+++ TASK DATA

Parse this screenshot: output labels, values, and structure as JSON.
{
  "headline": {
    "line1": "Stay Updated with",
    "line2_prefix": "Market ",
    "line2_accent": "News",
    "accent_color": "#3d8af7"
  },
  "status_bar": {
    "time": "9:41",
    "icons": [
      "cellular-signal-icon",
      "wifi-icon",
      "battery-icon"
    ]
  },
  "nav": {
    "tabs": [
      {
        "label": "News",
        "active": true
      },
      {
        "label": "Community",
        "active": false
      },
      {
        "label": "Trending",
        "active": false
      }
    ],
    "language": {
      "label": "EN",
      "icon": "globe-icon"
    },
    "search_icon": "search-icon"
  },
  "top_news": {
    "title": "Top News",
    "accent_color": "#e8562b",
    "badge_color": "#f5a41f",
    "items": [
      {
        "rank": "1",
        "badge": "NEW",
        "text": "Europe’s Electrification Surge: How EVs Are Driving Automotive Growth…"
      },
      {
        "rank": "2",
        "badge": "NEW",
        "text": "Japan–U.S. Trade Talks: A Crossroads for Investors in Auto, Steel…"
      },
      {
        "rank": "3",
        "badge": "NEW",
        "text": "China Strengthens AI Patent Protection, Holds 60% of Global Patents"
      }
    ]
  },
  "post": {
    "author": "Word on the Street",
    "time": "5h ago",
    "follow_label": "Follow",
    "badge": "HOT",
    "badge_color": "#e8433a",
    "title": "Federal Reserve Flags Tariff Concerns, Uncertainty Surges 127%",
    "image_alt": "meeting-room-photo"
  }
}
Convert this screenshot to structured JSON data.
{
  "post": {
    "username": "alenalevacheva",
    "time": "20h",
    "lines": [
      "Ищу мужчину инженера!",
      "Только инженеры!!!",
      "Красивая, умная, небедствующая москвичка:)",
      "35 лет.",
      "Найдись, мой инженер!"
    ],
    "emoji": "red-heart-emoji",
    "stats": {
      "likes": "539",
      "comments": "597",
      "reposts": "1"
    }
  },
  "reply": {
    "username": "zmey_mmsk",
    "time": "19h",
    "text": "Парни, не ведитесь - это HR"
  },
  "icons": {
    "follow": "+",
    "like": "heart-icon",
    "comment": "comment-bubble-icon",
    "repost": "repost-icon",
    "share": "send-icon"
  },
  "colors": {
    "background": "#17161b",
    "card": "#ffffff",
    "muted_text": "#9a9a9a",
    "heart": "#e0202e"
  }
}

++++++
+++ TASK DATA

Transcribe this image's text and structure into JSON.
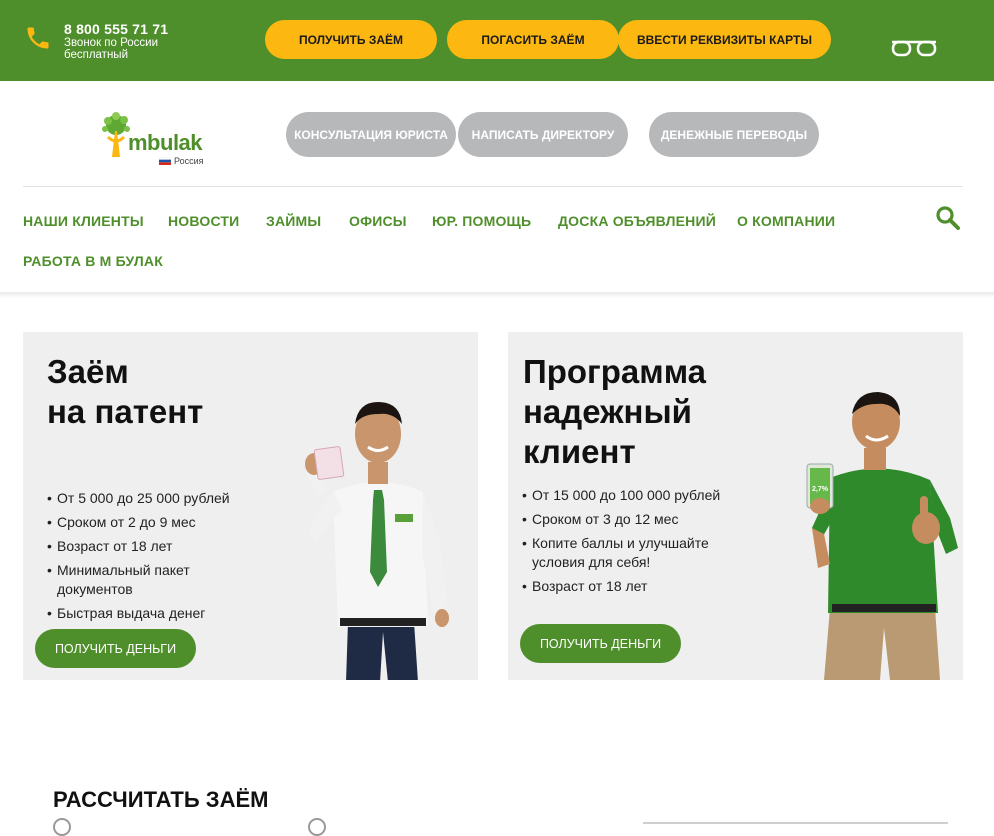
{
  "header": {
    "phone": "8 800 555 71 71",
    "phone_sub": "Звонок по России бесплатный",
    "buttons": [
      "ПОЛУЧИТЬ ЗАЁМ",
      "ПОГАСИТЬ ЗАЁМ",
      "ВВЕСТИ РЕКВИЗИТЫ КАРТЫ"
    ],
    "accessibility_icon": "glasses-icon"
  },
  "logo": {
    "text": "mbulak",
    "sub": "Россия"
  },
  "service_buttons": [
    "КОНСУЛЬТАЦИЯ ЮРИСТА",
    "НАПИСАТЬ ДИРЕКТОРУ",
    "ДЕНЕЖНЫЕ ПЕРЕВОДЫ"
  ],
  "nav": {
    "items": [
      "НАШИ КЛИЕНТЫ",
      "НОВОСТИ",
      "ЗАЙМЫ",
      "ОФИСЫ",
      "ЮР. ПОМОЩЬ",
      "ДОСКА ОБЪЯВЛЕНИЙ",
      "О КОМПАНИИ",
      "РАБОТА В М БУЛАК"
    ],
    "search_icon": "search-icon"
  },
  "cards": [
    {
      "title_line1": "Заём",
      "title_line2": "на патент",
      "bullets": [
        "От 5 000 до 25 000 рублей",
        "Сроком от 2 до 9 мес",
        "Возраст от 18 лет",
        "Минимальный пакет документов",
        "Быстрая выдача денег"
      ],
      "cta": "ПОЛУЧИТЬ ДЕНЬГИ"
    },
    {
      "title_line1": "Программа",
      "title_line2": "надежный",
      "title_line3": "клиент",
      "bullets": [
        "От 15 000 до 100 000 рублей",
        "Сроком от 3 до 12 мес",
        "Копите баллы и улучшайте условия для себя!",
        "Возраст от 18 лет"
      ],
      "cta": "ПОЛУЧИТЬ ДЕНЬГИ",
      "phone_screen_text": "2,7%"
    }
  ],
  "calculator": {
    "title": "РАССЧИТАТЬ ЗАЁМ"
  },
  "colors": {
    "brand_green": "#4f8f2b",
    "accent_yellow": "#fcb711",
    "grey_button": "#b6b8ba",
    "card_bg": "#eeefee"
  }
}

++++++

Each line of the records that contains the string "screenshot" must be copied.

Parse this screenshot: output labels, values, and structure as JSON.
Convert this screenshot to structured JSON data.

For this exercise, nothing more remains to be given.